With Blizzard's announcement of Cataclysm, and various crazy new things that are going to happen to Azeroth, and now introducing faction change, which I think is huge, I think it's safe to say that Blizzard has made a pretty damn good product with World of Warcraft - especially so in the sense of expansion.
We all expand, in our own little ways. Gamers become better gamers, play more games. Civilisations filled with people, grow more people, grow more crops to feed more people - we grow our supplies, consume our growth and multiply, following in this pattern, and Expansion packs, or just additional content for games, are much the same.
EvE online has managed to make a game where it almost needs expansion in order to make your current time investment worth it - otherwise you're just gaining status on the forums. With sovereignty allowing for system control implemented (although from what I hear, implemented somewhat clunkily at the moment) the game has a rich world based on the players, which can only die if the players die.
A game that doesn't really have much room for expansion, or at least useful, intriguing expansion, is WAR. Warhammer Online is based around their RvR combat - you can level up to the maximum level just by doing Scnerios - instanced team based pvp. Alternatively, you can capture keeps and kill players in open world based pvp. Well, that's all good... doing all of this, however, eventually builds up to the ultimate clash between the Order and Destruction sides in city seiges. These battles are huge zergs of players fighting against other players, with NPCs too involved in the carnage.
These battles could be very cool, in fact, they could be the best thing ever... but where does WAR go from here? There isn't anywhere to go from capturing the enemy's city, is there? I certainly can't think of what could be more tremendous than capturing and destroying your sworn enemy's main city - I suppose they could add in the Dwarf/Orc cities, and the High Elf/Dark Elf cities, but those were things meant to be included in the release. Players probably won't take too kindly to paying money for things they were suppised to get a year ago.
Seriously, where would WAR go? I think they have caved themselves in, trapped in their awesome City Seiges for as long as the game remains profitable.
Now, I hate to play favourites or promote Blizzard's World of Warcraft, but there are so many areas in which Blizzard could keep on improving and adding to WoW, in such that they seriously could be around in five to ten years, still.
New player races, for example. Harpies, Centaurs, Knolls, Pandaren, Furbolgs, Ogres, Naga, Dragonkin, Troggs, Kobolds - if you really wanted to get into it, they could make player-based elementals, silithids, daemons (imps, felguards, void walkers).
New instances - the ever increasing lore that gets dug up from time to time that creates new raid content. New places to explore - they're still only just about to enter the maelstrom area.
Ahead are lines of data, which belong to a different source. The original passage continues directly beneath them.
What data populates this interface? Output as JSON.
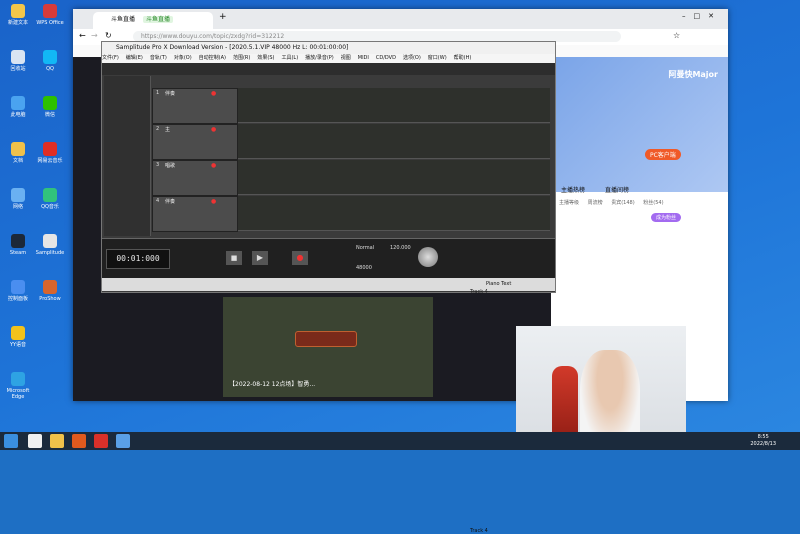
{
  "desktop": {
    "icons": [
      {
        "label": "新建文本",
        "color": "#f3c64a"
      },
      {
        "label": "回收站",
        "color": "#d9e4f2"
      },
      {
        "label": "此电脑",
        "color": "#4aa3f0"
      },
      {
        "label": "文档",
        "color": "#f0c14a"
      },
      {
        "label": "网络",
        "color": "#6ab1f2"
      },
      {
        "label": "Steam",
        "color": "#1c2838"
      },
      {
        "label": "控制面板",
        "color": "#4a8ef0"
      },
      {
        "label": "YY语音",
        "color": "#f2c21b"
      },
      {
        "label": "Microsoft Edge",
        "color": "#2ea3e3"
      },
      {
        "label": "WPS Office",
        "color": "#d63b3b"
      },
      {
        "label": "QQ",
        "color": "#12b7f5"
      },
      {
        "label": "微信",
        "color": "#2dc100"
      },
      {
        "label": "网易云音乐",
        "color": "#e02e24"
      },
      {
        "label": "QQ音乐",
        "color": "#31c27c"
      },
      {
        "label": "Samplitude",
        "color": "#e5e5e5"
      },
      {
        "label": "ProShow",
        "color": "#d8652d"
      }
    ]
  },
  "browser": {
    "tab_title": "斗鱼直播",
    "tab_badge": "斗鱼直播",
    "url": "https://www.douyu.com/topic/zxdg?rid=312212",
    "right_panel": {
      "streamer": "阿曼快Major",
      "pk_button": "PC客户端",
      "tabs": [
        "主播热榜",
        "直播间榜"
      ],
      "subtabs": [
        "主播等级",
        "周流榜",
        "贵宾(148)",
        "粉丝(54)"
      ],
      "follow_label": "成为粉丝"
    },
    "video_caption": "【2022-08-12 12点场】智勇..."
  },
  "samplitude": {
    "title": "Samplitude Pro X Download Version - [2020.5.1.VIP  48000 Hz L: 00:01:00:00]",
    "menu": [
      "文件(F)",
      "编辑(E)",
      "音轨(T)",
      "对象(O)",
      "自动控制(A)",
      "范围(R)",
      "效果(S)",
      "工具(L)",
      "播放/录音(P)",
      "视图",
      "MIDI",
      "CD/DVD",
      "选项(O)",
      "窗口(W)",
      "帮助(H)"
    ],
    "tracks": [
      {
        "num": "1",
        "name": "伴奏"
      },
      {
        "num": "2",
        "name": "主"
      },
      {
        "num": "3",
        "name": "唱歌"
      },
      {
        "num": "4",
        "name": "伴奏"
      }
    ],
    "timecode": "00:01:000",
    "sample_rate": "48000",
    "mode": "Normal",
    "bpm": "120.000",
    "track_status": "Track 4",
    "free_text": "Piano Text"
  },
  "taskbar": {
    "time": "8:55",
    "date": "2022/8/13"
  },
  "colors": {
    "desktop": "#1e74d8",
    "taskbar": "#1b2a3c",
    "samp_dark": "#3b3b3b"
  }
}
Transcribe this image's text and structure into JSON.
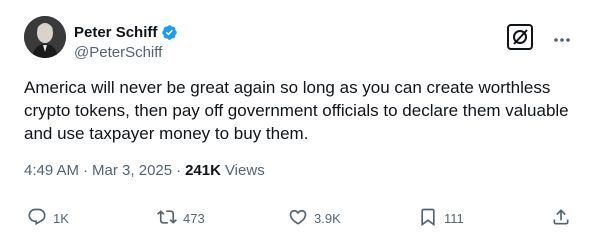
{
  "user": {
    "display_name": "Peter Schiff",
    "handle": "@PeterSchiff"
  },
  "tweet": {
    "text": "America will never be great again so long as you can create worthless crypto tokens, then pay off government officials to declare them valuable and use taxpayer money to buy them.",
    "time": "4:49 AM",
    "date": "Mar 3, 2025",
    "separator": "·",
    "views_count": "241K",
    "views_label": "Views"
  },
  "actions": {
    "replies": "1K",
    "reposts": "473",
    "likes": "3.9K",
    "bookmarks": "111"
  },
  "colors": {
    "text": "#0f1419",
    "secondary": "#536471",
    "verified": "#1d9bf0"
  },
  "icons": [
    "verified-badge-icon",
    "grok-icon",
    "more-icon",
    "reply-icon",
    "repost-icon",
    "like-icon",
    "bookmark-icon",
    "share-icon"
  ]
}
New factions - Dark age of Camelot was hailed as a fantastic game with its 3-way PvP - adding in a third or even a fourth faction in WoW could add to their content considerably, perhaps making as vast a world as Star Wars Galaxies apparently was back in the day. The Cenarion Circle could be a faction of its own - there are already furbolgs that work with them. The Steamwheedle Cartel and various other profiteering groups could be an opposing faction.
There are simply heaps of possibilities, room for expansion, for World of Warcraft, and is shows us how versatile Blizzard has made their game - especially from a business perspective, as it could still be around for a while.
I mean, hell, they have the money and manpower to completely makeover the graphics, were they so inclined, and I think that alone would pull whatever players left to Aion.
In closing here on this pro-WoW-anti-WAR blog post, which was entirely incidental by the way, should anyone be planning an MMO, think about the next five years. Plan for success, and don't waste too much of your resources into your backup.
A man riding a motorbike over a large jump doesn't spend his run-up with a parachute strapped to their back - it will slow down their initial jump, and it's almost planning for failure.
Think about it.